> _Problem statement_:
In your reply, reproduce every line of the data without any alteration.

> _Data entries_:
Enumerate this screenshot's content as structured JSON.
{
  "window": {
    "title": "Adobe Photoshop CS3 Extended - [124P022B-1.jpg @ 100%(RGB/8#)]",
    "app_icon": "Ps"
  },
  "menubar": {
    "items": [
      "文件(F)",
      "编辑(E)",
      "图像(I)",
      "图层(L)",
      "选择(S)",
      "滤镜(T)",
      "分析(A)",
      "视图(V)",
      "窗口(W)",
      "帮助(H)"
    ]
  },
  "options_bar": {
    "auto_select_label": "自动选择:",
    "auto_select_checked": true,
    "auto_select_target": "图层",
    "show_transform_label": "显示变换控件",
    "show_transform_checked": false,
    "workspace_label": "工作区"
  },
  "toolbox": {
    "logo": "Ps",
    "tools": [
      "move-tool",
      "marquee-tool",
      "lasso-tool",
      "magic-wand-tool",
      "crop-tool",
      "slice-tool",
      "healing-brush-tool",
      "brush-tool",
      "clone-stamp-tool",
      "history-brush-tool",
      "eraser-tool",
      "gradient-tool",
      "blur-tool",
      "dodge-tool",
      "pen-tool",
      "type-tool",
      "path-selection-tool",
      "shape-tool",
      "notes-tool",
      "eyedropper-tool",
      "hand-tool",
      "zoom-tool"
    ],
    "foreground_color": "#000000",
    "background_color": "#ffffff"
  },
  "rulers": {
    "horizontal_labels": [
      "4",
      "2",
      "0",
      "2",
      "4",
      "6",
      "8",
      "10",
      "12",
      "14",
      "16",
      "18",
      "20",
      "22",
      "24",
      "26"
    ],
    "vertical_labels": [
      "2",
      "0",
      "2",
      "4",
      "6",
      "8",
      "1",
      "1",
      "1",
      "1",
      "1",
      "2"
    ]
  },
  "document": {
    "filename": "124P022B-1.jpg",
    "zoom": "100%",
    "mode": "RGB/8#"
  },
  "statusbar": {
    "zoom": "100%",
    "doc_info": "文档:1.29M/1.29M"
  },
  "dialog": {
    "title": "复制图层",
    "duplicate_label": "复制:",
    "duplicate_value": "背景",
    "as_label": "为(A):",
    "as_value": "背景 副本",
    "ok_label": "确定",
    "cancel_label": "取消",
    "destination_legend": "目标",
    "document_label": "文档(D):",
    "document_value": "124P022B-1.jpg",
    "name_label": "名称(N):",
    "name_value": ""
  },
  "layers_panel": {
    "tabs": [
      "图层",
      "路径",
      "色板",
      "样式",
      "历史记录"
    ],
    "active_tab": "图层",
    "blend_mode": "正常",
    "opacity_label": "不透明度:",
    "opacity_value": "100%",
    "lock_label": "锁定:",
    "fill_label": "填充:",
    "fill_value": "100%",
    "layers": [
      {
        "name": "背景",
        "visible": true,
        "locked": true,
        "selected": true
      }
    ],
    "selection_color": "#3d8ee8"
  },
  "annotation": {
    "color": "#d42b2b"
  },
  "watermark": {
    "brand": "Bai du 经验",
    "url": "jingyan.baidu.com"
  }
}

> _Solution to the problem_:
Enumerate this screenshot's content as structured JSON.
{
  "window": {
    "title": "Adobe Photoshop CS3 Extended - [124P022B-1.jpg @ 100%(RGB/8#)]",
    "app_icon": "Ps"
  },
  "menubar": {
    "items": [
      "文件(F)",
      "编辑(E)",
      "图像(I)",
      "图层(L)",
      "选择(S)",
      "滤镜(T)",
      "分析(A)",
      "视图(V)",
      "窗口(W)",
      "帮助(H)"
    ]
  },
  "options_bar": {
    "auto_select_label": "自动选择:",
    "auto_select_checked": true,
    "auto_select_target": "图层",
    "show_transform_label": "显示变换控件",
    "show_transform_checked": false,
    "workspace_label": "工作区"
  },
  "toolbox": {
    "logo": "Ps",
    "tools": [
      "move-tool",
      "marquee-tool",
      "lasso-tool",
      "magic-wand-tool",
      "crop-tool",
      "slice-tool",
      "healing-brush-tool",
      "brush-tool",
      "clone-stamp-tool",
      "history-brush-tool",
      "eraser-tool",
      "gradient-tool",
      "blur-tool",
      "dodge-tool",
      "pen-tool",
      "type-tool",
      "path-selection-tool",
      "shape-tool",
      "notes-tool",
      "eyedropper-tool",
      "hand-tool",
      "zoom-tool"
    ],
    "foreground_color": "#000000",
    "background_color": "#ffffff"
  },
  "rulers": {
    "horizontal_labels": [
      "4",
      "2",
      "0",
      "2",
      "4",
      "6",
      "8",
      "10",
      "12",
      "14",
      "16",
      "18",
      "20",
      "22",
      "24",
      "26"
    ],
    "vertical_labels": [
      "2",
      "0",
      "2",
      "4",
      "6",
      "8",
      "1",
      "1",
      "1",
      "1",
      "1",
      "2"
    ]
  },
  "document": {
    "filename": "124P022B-1.jpg",
    "zoom": "100%",
    "mode": "RGB/8#"
  },
  "statusbar": {
    "zoom": "100%",
    "doc_info": "文档:1.29M/1.29M"
  },
  "dialog": {
    "title": "复制图层",
    "duplicate_label": "复制:",
    "duplicate_value": "背景",
    "as_label": "为(A):",
    "as_value": "背景 副本",
    "ok_label": "确定",
    "cancel_label": "取消",
    "destination_legend": "目标",
    "document_label": "文档(D):",
    "document_value": "124P022B-1.jpg",
    "name_label": "名称(N):",
    "name_value": ""
  },
  "layers_panel": {
    "tabs": [
      "图层",
      "路径",
      "色板",
      "样式",
      "历史记录"
    ],
    "active_tab": "图层",
    "blend_mode": "正常",
    "opacity_label": "不透明度:",
    "opacity_value": "100%",
    "lock_label": "锁定:",
    "fill_label": "填充:",
    "fill_value": "100%",
    "layers": [
      {
        "name": "背景",
        "visible": true,
        "locked": true,
        "selected": true
      }
    ],
    "selection_color": "#3d8ee8"
  },
  "annotation": {
    "color": "#d42b2b"
  },
  "watermark": {
    "brand": "Bai du 经验",
    "url": "jingyan.baidu.com"
  }
}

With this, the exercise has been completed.